THE DATA >>

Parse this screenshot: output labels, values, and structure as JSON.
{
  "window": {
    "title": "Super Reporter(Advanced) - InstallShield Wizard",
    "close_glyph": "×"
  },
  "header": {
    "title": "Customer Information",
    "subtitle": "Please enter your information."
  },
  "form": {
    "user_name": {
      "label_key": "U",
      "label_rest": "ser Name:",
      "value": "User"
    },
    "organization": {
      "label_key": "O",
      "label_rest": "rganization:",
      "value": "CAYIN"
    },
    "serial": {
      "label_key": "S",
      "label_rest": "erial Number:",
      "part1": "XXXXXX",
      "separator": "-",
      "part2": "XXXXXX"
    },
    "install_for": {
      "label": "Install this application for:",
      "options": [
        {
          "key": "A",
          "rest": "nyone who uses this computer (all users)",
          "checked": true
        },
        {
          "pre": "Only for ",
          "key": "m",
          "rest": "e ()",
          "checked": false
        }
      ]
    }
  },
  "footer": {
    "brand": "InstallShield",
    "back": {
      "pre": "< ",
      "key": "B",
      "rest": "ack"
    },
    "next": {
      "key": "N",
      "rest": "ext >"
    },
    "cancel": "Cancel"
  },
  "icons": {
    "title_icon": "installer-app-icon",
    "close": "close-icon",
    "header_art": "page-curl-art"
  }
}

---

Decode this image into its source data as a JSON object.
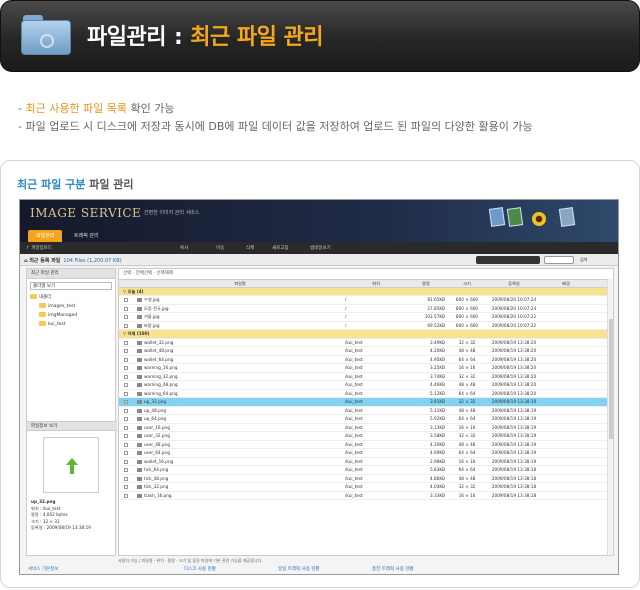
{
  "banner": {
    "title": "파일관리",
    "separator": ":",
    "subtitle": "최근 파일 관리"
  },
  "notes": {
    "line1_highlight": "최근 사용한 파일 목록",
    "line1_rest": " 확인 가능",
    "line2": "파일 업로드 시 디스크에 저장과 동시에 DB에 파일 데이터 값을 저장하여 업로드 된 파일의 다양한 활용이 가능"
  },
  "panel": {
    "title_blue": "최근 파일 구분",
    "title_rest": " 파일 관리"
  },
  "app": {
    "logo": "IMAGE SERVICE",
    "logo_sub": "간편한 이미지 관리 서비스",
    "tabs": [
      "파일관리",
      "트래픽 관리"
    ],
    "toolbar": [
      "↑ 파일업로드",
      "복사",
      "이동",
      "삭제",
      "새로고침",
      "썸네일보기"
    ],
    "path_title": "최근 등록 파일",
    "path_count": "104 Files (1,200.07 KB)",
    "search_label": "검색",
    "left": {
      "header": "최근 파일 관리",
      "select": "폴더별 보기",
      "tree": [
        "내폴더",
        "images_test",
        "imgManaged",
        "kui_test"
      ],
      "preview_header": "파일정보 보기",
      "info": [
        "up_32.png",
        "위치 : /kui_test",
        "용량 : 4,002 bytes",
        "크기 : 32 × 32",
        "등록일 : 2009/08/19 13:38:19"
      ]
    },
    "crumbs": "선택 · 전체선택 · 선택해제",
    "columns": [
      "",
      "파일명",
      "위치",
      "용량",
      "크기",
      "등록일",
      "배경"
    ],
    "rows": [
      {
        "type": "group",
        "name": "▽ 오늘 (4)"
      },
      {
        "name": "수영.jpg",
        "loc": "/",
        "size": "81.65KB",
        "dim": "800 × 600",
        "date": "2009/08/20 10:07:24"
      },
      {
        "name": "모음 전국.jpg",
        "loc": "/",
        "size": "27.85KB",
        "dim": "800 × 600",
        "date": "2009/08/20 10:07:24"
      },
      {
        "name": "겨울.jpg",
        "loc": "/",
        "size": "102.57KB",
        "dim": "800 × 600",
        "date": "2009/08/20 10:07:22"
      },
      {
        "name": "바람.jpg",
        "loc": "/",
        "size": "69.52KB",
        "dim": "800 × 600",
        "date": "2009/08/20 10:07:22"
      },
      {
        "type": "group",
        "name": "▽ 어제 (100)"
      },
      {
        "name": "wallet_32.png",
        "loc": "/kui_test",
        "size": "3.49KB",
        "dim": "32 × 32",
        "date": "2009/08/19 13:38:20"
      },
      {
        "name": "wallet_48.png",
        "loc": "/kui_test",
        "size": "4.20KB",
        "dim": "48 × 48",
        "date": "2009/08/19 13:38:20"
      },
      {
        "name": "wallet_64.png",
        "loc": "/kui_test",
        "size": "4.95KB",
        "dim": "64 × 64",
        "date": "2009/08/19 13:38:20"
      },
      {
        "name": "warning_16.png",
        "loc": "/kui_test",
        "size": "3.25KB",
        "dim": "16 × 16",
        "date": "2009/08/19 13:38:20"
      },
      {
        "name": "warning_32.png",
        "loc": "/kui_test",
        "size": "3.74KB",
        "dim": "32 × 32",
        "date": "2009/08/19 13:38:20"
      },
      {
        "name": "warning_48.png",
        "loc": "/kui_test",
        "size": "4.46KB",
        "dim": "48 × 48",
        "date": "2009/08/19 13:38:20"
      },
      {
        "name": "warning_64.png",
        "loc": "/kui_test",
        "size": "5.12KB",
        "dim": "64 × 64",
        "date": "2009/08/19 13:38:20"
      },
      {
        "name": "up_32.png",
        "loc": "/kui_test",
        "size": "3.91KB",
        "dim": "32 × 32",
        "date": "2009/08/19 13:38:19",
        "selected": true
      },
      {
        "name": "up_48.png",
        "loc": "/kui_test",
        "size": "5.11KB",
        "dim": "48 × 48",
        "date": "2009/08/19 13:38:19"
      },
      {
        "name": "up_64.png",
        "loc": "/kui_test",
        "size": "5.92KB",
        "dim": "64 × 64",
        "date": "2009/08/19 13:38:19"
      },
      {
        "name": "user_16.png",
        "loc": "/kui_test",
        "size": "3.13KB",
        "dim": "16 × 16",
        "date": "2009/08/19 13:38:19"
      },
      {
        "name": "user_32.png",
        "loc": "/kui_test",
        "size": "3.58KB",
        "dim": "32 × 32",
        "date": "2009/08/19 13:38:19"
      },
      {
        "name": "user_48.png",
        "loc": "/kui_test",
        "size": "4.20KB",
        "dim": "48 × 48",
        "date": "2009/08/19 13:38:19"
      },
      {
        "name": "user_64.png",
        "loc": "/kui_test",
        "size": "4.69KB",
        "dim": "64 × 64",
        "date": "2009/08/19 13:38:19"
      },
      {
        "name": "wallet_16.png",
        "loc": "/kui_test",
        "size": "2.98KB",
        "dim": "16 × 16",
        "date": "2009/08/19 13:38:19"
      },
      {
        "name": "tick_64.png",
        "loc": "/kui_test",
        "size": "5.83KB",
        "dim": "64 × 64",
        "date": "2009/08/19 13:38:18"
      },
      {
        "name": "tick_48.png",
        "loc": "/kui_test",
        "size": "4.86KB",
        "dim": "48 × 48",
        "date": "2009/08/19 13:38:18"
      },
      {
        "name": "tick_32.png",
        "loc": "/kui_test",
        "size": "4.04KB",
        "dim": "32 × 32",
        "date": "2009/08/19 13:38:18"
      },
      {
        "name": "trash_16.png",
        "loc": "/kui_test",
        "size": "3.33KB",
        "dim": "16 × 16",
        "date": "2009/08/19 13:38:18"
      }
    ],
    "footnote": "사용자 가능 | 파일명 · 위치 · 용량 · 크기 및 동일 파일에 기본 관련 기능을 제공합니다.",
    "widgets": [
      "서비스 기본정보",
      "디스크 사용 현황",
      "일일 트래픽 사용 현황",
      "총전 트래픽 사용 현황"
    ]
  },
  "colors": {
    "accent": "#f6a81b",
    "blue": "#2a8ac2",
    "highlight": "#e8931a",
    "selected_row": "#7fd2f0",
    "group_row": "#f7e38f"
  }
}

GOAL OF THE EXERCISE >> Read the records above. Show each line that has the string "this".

EXERCISE RESULT >>
Parse this screenshot: output labels, values, and structure as JSON.
      "label": "Install this application for:",
          "rest": "nyone who uses this computer (all users)",
Decode this image into its source data as a JSON object.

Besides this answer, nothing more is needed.